• New Patreon Tier and Early Access Content available. If you would like to support AVForums, we now have a new Patreon Tier which gives you access to selected news, reviews and articles before they are available to the public. Read more.

Good Time (2017) Directed by Ben and Joshua Safdie

systemsdead

Distinguished Member
Good-Time-New-Poster.jpg

New trailer
 

systemsdead

Distinguished Member
Saw this last night. Need to discuss. Anybody else seen it?

I thought Pattinson and Ben Safdie where bloody excellent, the film not so much it started of excellent but lost track for me halfway through, nowhere near the brilliance of Heaven Knows What but these Safdie brothers are definitely ones too watch in the coming years, I’d still give it a solid 7.5 especially for the performances.
 

Smallclone

Well-known Member
I thought Pattinson and Ben Safdie where bloody excellent, the film not so much it started of excellent but lost track for me halfway through, nowhere near the brilliance of Heaven Knows What but these Safdie brothers are definitely ones too watch in the coming years, I’d still give it a solid 7.5 especially for the performances.

Bear with me here.

I'd rate it slightly higher. I thought it was very very good. After it finished though - I thought about the ending .....

And I thought ok, it's a straight up - Connie goes to prison ending and Nicki is better off without him anyway free to pursue his therapy and we get a happy ending for him. Then I thought...................... what if...................... more or less the entire film is just Connie wrestling with his inner demons? The entire robbery and aftermath is just a rouse to show us how he is completely at odds with the therapy his brother is undergoing, as he disapproves of it - but ultimately knows it is the best solution.

1) The analogy of taking the wrong person out of care when he escapes from the hospital ("I thought my brother was someone else")
2) The constant shots of the tv newscaster - representing his guilt at the situation
3) The guy he took out of care falling to his death at the end - showing that this is what will happen to his brother if he takes him out of care.

Also - At the end we hear the therapist say "Your brother has been "responsible" by making this decision". But going to jail wouldn't be responsible would it, and lets face it, Nick would have been in the slammer with him if it had been real (does a jury really believe that Nick wasn't the other guy holding up the bank?). How is he even "responsible" as a guardian when in prison? So does all this point to the fact we are seeing Connie coming to this conscious but tough decision of sending his brother to care? Is it all in his mind?

Either this or I have needlessly over analysed the bejeeesus out of this film.
 

barnaby jones

Distinguished Member
Thought this was decent, I struggle with films where the character you’re rooting for keeps making bad decisions, getting himself in deeper sh*t and hurting everyone he brings into his messed up life.
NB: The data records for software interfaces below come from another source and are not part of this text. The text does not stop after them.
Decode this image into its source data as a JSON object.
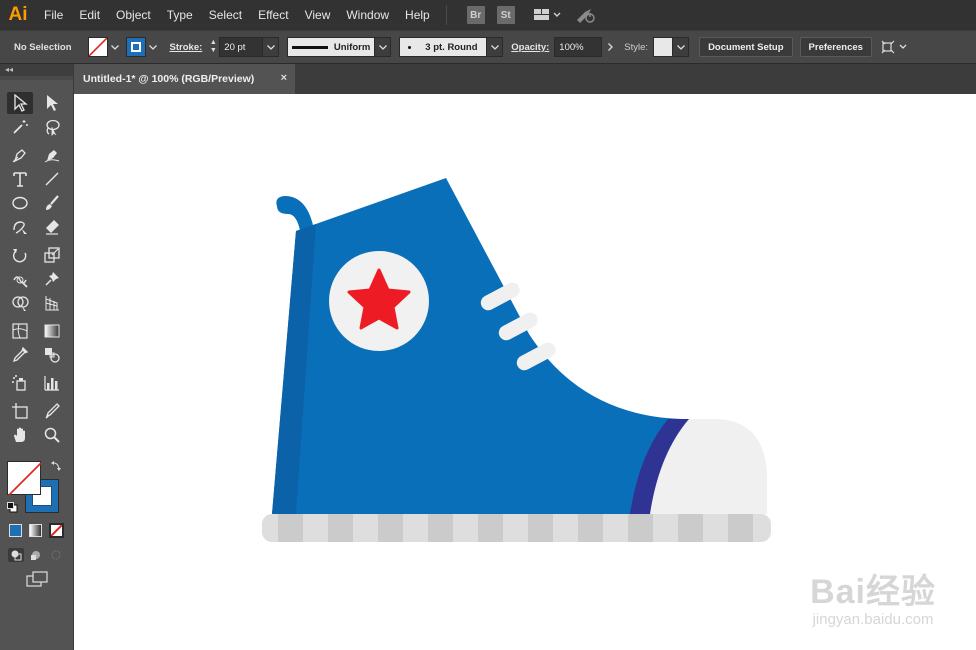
{
  "app": {
    "logo": "Ai"
  },
  "menu": [
    "File",
    "Edit",
    "Object",
    "Type",
    "Select",
    "Effect",
    "View",
    "Window",
    "Help"
  ],
  "bridge_badges": [
    "Br",
    "St"
  ],
  "control": {
    "selection": "No Selection",
    "stroke_label": "Stroke:",
    "stroke_weight": "20 pt",
    "profile": "Uniform",
    "brush": "3 pt. Round",
    "opacity_label": "Opacity:",
    "opacity_value": "100%",
    "style_label": "Style:",
    "document_setup": "Document Setup",
    "preferences": "Preferences"
  },
  "document": {
    "tab_title": "Untitled-1* @ 100% (RGB/Preview)",
    "close_glyph": "×"
  },
  "toolbar": {
    "collapse_glyph": "◂◂"
  },
  "watermark": {
    "main": "Bai经验",
    "sub": "jingyan.baidu.com"
  },
  "colors": {
    "shoe_blue": "#0a6fb9",
    "shoe_dark_blue": "#0c62a8",
    "toe_band": "#2f3394",
    "toe_cap": "#f0f0f0",
    "star_red": "#ed1c24",
    "sole_light": "#dedede",
    "sole_dark": "#cbcbcb",
    "stroke_swatch": "#1f6fb5",
    "logo_orange": "#ff9a00"
  }
}
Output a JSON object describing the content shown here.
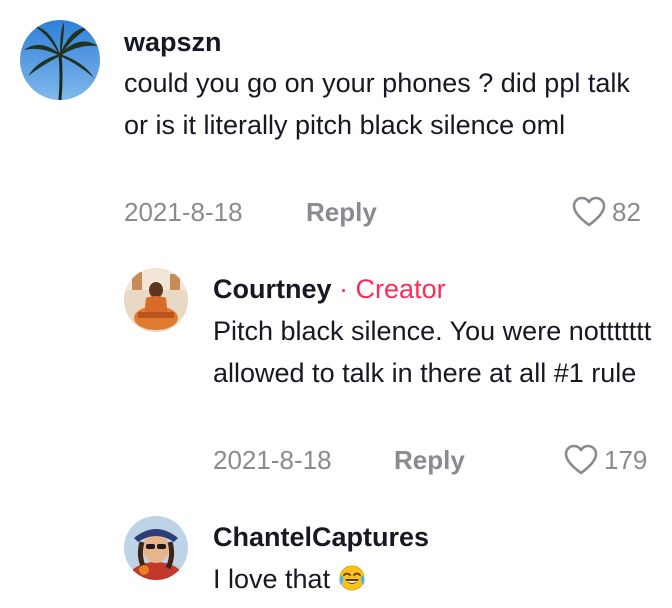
{
  "comments": [
    {
      "username": "wapszn",
      "text": "could you go on your phones ? did ppl talk or is it literally pitch black silence oml",
      "date": "2021-8-18",
      "reply_label": "Reply",
      "likes": "82",
      "avatar_icon": "palm-tree-avatar"
    },
    {
      "username": "Courtney",
      "separator": "·",
      "badge": "Creator",
      "text": "Pitch black silence. You were nottttttt allowed to talk in there at all #1 rule",
      "date": "2021-8-18",
      "reply_label": "Reply",
      "likes": "179",
      "avatar_icon": "creator-avatar"
    },
    {
      "username": "ChantelCaptures",
      "text": "I love that",
      "emoji": "face-with-tears-of-joy",
      "avatar_icon": "user-avatar"
    }
  ],
  "colors": {
    "text": "#161823",
    "muted": "#8a8b91",
    "creator": "#fe2c55"
  }
}
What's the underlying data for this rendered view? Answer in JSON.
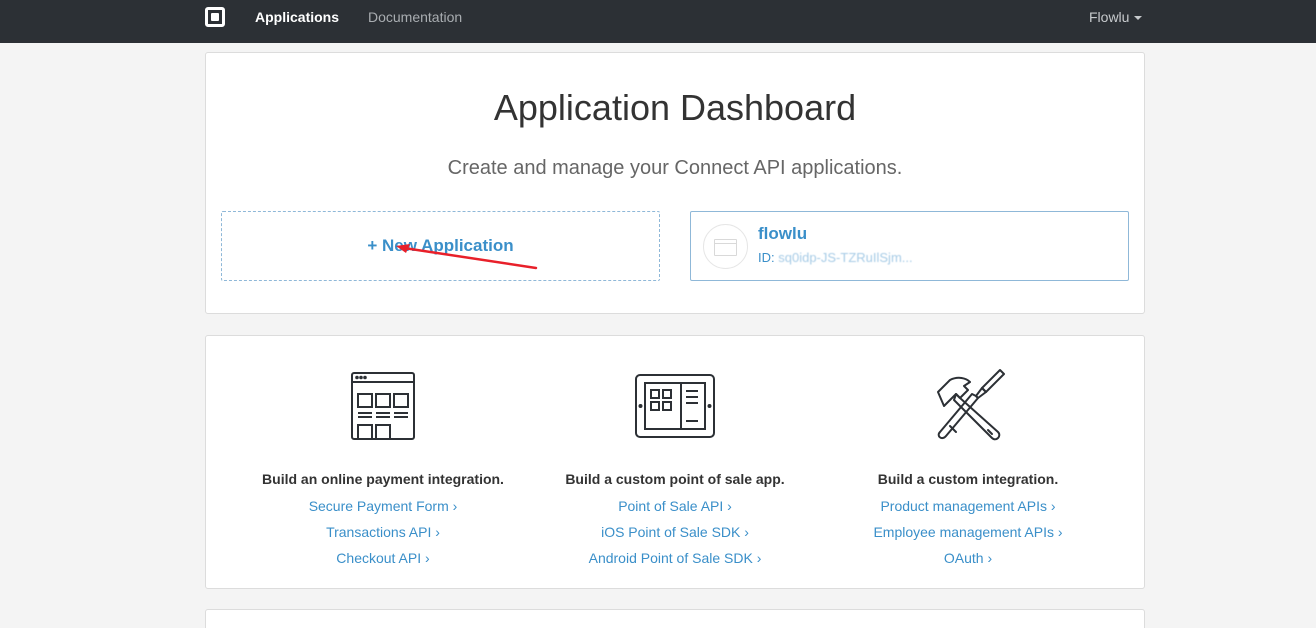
{
  "topbar": {
    "logo_icon": "square-logo-icon",
    "nav": [
      {
        "label": "Applications",
        "active": true
      },
      {
        "label": "Documentation",
        "active": false
      }
    ],
    "user": "Flowlu"
  },
  "dashboard": {
    "title": "Application Dashboard",
    "subtitle": "Create and manage your Connect API applications.",
    "new_app_label": "+ New Application",
    "app": {
      "name": "flowlu",
      "id_label": "ID:",
      "id_value": "sq0idp-JS-TZRuIlSjm..."
    }
  },
  "integrations": [
    {
      "icon": "browser-grid-icon",
      "heading": "Build an online payment integration.",
      "links": [
        "Secure Payment Form ›",
        "Transactions API ›",
        "Checkout API ›"
      ]
    },
    {
      "icon": "tablet-pos-icon",
      "heading": "Build a custom point of sale app.",
      "links": [
        "Point of Sale API ›",
        "iOS Point of Sale SDK ›",
        "Android Point of Sale SDK ›"
      ]
    },
    {
      "icon": "hammer-screwdriver-icon",
      "heading": "Build a custom integration.",
      "links": [
        "Product management APIs ›",
        "Employee management APIs ›",
        "OAuth ›"
      ]
    }
  ],
  "colors": {
    "topbar": "#2c3035",
    "link": "#3a8fc9",
    "annotation_arrow": "#e8202a"
  }
}
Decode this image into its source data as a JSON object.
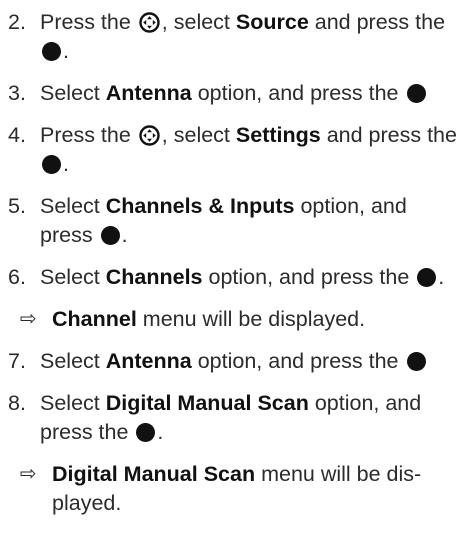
{
  "steps": [
    {
      "num": "2.",
      "parts": [
        {
          "t": "text",
          "v": "Press the "
        },
        {
          "t": "icon",
          "v": "navigation-icon"
        },
        {
          "t": "text",
          "v": ", select "
        },
        {
          "t": "bold",
          "v": "Source"
        },
        {
          "t": "text",
          "v": " and press the "
        },
        {
          "t": "icon",
          "v": "ok-button-icon"
        },
        {
          "t": "text",
          "v": "."
        }
      ]
    },
    {
      "num": "3.",
      "parts": [
        {
          "t": "text",
          "v": "Select "
        },
        {
          "t": "bold",
          "v": "Antenna"
        },
        {
          "t": "text",
          "v": " option, and press the "
        },
        {
          "t": "icon",
          "v": "ok-button-icon"
        }
      ]
    },
    {
      "num": "4.",
      "parts": [
        {
          "t": "text",
          "v": "Press the "
        },
        {
          "t": "icon",
          "v": "navigation-icon"
        },
        {
          "t": "text",
          "v": ", select "
        },
        {
          "t": "bold",
          "v": "Settings"
        },
        {
          "t": "text",
          "v": " and press the "
        },
        {
          "t": "icon",
          "v": "ok-button-icon"
        },
        {
          "t": "text",
          "v": "."
        }
      ]
    },
    {
      "num": "5.",
      "parts": [
        {
          "t": "text",
          "v": "Select "
        },
        {
          "t": "bold",
          "v": "Channels & Inputs"
        },
        {
          "t": "text",
          "v": " option, and press "
        },
        {
          "t": "icon",
          "v": "ok-button-icon"
        },
        {
          "t": "text",
          "v": "."
        }
      ]
    },
    {
      "num": "6.",
      "parts": [
        {
          "t": "text",
          "v": "Select "
        },
        {
          "t": "bold",
          "v": "Channels"
        },
        {
          "t": "text",
          "v": " option, and press the "
        },
        {
          "t": "icon",
          "v": "ok-button-icon"
        },
        {
          "t": "text",
          "v": "."
        }
      ],
      "result": [
        {
          "t": "bold",
          "v": "Channel"
        },
        {
          "t": "text",
          "v": " menu will be displayed."
        }
      ]
    },
    {
      "num": "7.",
      "parts": [
        {
          "t": "text",
          "v": "Select "
        },
        {
          "t": "bold",
          "v": "Antenna"
        },
        {
          "t": "text",
          "v": " option, and press the "
        },
        {
          "t": "icon",
          "v": "ok-button-icon"
        }
      ]
    },
    {
      "num": "8.",
      "parts": [
        {
          "t": "text",
          "v": "Select "
        },
        {
          "t": "bold",
          "v": "Digital Manual Scan"
        },
        {
          "t": "text",
          "v": " option, and press the "
        },
        {
          "t": "icon",
          "v": "ok-button-icon"
        },
        {
          "t": "text",
          "v": "."
        }
      ],
      "result": [
        {
          "t": "bold",
          "v": "Digital Manual Scan"
        },
        {
          "t": "text",
          "v": " menu will be dis-played."
        }
      ]
    }
  ],
  "result_arrow": "⇨"
}
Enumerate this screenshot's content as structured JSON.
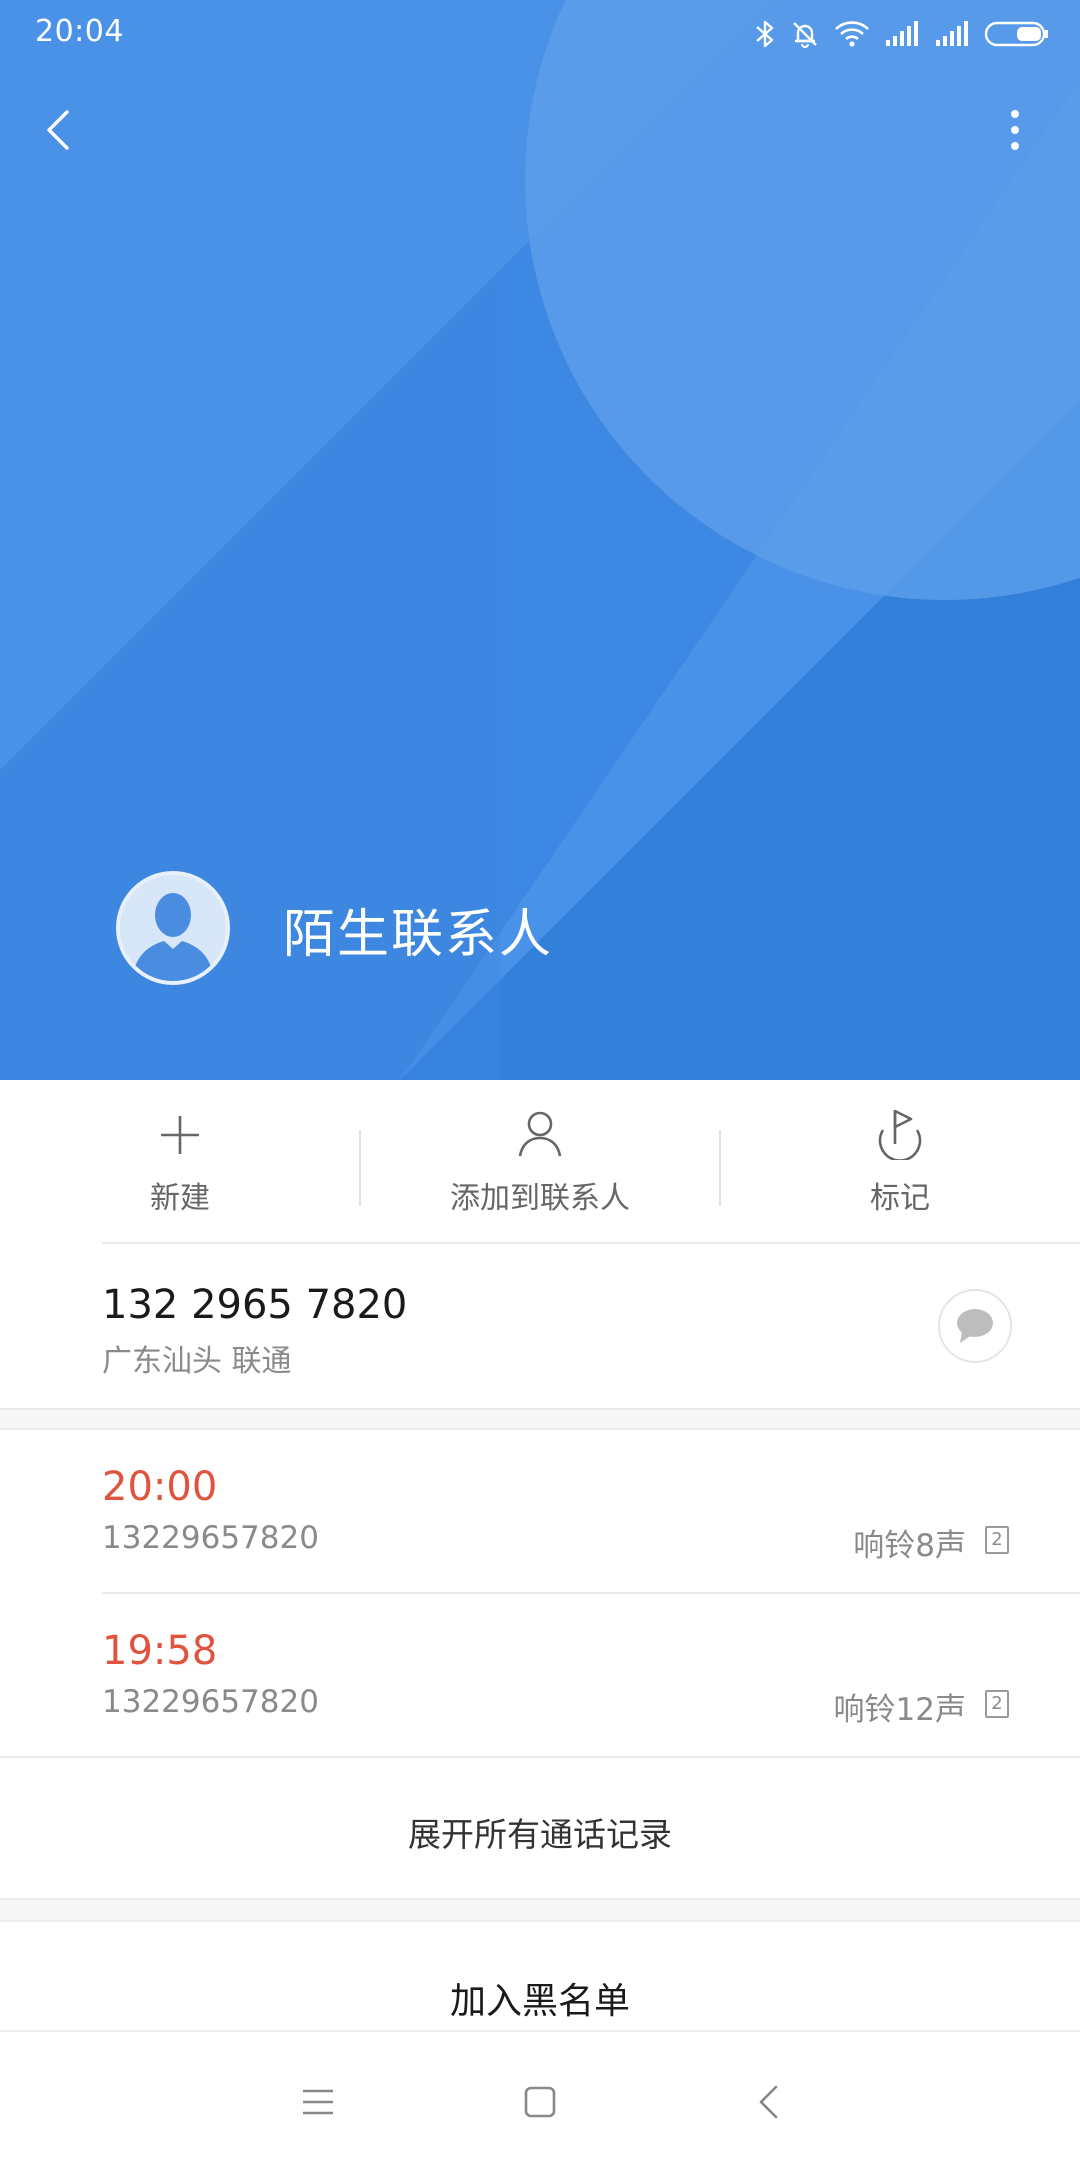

So I found it a hard watch. A good film however with terrific performances across the board. 7/10
 
Last edited:

raigraphixs

Distinguished Member
cross between Nightcrawler (grittyness) & It Follows (Soundtrack)

This had a great mostly electronic soundtrack, the film was very good, but felt it lost steam some where along the way 7.5/10

Benny Safdie
as Nick Nikas was great, loss of his character early on screen did not help.
 
Last edited:

BradYoung04

Standard Member
Hmmm, I thought this was an overrated mess in the end. The in-your-face soundtrack kept the pressure up, which I liked, but the film and the characters just pinballed about with zero plan or consistency. It did start strong and I thought the leads all played well but after
he broke his "brother" out the hospital
it all just went haywire and never pulled it back.
 

The latest video from AVForums

Guardians of the Galaxy Xmas Special, Strange World, Bones and All, and Cabinet of Dr Caligari in 4K
Subscribe to our YouTube channel
Support AVForums with Patreon

Top Bottom